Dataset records
^^^^^^^^

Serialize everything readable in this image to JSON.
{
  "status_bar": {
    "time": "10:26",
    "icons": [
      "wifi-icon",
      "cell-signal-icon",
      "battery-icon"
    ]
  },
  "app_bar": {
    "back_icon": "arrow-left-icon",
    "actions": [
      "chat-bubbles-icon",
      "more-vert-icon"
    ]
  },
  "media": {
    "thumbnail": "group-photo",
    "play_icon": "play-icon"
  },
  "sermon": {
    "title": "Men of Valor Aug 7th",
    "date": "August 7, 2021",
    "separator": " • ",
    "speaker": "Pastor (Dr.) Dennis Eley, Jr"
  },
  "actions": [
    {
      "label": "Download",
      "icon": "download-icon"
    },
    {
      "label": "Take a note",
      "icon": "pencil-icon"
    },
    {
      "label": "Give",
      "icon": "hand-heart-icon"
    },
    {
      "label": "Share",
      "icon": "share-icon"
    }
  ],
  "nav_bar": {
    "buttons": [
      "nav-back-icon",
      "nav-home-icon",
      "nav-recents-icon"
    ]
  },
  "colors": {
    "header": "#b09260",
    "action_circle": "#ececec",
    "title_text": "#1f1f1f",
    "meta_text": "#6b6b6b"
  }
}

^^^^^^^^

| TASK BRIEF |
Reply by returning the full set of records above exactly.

| ANSWER SPACE |
Serialize everything readable in this image to JSON.
{
  "status_bar": {
    "time": "10:26",
    "icons": [
      "wifi-icon",
      "cell-signal-icon",
      "battery-icon"
    ]
  },
  "app_bar": {
    "back_icon": "arrow-left-icon",
    "actions": [
      "chat-bubbles-icon",
      "more-vert-icon"
    ]
  },
  "media": {
    "thumbnail": "group-photo",
    "play_icon": "play-icon"
  },
  "sermon": {
    "title": "Men of Valor Aug 7th",
    "date": "August 7, 2021",
    "separator": " • ",
    "speaker": "Pastor (Dr.) Dennis Eley, Jr"
  },
  "actions": [
    {
      "label": "Download",
      "icon": "download-icon"
    },
    {
      "label": "Take a note",
      "icon": "pencil-icon"
    },
    {
      "label": "Give",
      "icon": "hand-heart-icon"
    },
    {
      "label": "Share",
      "icon": "share-icon"
    }
  ],
  "nav_bar": {
    "buttons": [
      "nav-back-icon",
      "nav-home-icon",
      "nav-recents-icon"
    ]
  },
  "colors": {
    "header": "#b09260",
    "action_circle": "#ececec",
    "title_text": "#1f1f1f",
    "meta_text": "#6b6b6b"
  }
}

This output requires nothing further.